[Bristol Press] City leaders lobby for relief of unfunded mandates

February 10, 2011

Story as appeared in the Bristol Press
by Steve Collins

BRISTOL PRESS — City leaders headed to Hartford Thursday to pleas for relief from unfunded mandates they say makes it tough to balance local budgets.

“This is the time. This is the year to proceed on this,” said state Rep. Whit Betts, a Bristol Republican.

Coming together with leaders from Plymouth, Plainville, New Britain and other Central Connecticut cities and towns, officials said they need relief so they can deal with looming aid cuts without slicing services or hiking taxes.

“This is a critical issue,” said Bristol School Superintendent Philip Streifer.

While costs keep rising because of mandates, he said, the state is covering less and less of the overall education costs.

Among the mandates cited by officials are those requiring particular programs for special education students, in-school suspension programs, prevailing wages laws for municipal projects and requirements that cities store possessions of evicted tenants.

“Lifting or easing the mandates could free up much needed cash for public safety, public works and other essentials,” Mayor Art Ward said.

Without mandate relief, regular education of students will decline, Streifer said.

State lawmakers and Gov. Dannel Malloy have expressed sympathy to calls for mandate relief, but have taken few concrete steps to do it. At stakes are millions of dollars for cities such as Bristol.

State Sen. Jason Welch, a Bristol Republican, urged lawmakers to get relief measures out of committee and on to Malloy’s desk.

Local government officials said this time they may make some strides.

Ward said that for three years, “we’ve been advocating for unfunded mandate relief. I don’t think the time is more opportune than it is right now.”

The mayor said cities are likely to face cuts while still funding mandates. To continue offering services, temporary relief from mandates will let local officials use money.

“Without them it’s evident we’ll need to raise taxes.”
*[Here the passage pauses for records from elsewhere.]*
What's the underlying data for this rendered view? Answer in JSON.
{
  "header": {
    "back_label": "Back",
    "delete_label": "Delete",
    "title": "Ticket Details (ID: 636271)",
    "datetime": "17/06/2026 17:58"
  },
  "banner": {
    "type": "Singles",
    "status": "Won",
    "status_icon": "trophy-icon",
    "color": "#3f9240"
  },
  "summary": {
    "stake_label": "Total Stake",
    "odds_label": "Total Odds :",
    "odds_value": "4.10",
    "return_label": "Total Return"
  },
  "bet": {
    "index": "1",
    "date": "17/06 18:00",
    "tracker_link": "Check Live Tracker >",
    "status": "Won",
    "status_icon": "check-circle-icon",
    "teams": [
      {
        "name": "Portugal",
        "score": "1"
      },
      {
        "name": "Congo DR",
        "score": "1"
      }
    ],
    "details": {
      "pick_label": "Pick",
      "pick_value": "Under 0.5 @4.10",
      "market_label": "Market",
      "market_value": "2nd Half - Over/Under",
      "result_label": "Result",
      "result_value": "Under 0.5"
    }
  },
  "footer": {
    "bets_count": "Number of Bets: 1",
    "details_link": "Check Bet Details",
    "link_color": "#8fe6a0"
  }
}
Betts called mandate relief “a very attractive alternative” to raising taxes or cutting programs.

“We are speaking as one voice, as Republicans, as Democrats,” Betts said.

At a press conference in the legislative office building, the officials displayed thick binder full of mandated programs and services. They said most of them are probably good policies but some at least can be shelved until better times.

Others may have outlived their usefulness, Ward said. He asked legislator to form a commission to review all mandates and determine which could be junked entirely.

Welch said that progress is crucial.

Mandates “are breaking municipal budgets,” Welch said.

“Our goal now is to get these thick lists of mandates thinned out,” Welch said. “The thinner and lighter the lists get, the better off all of our towns and taxpayers will be.”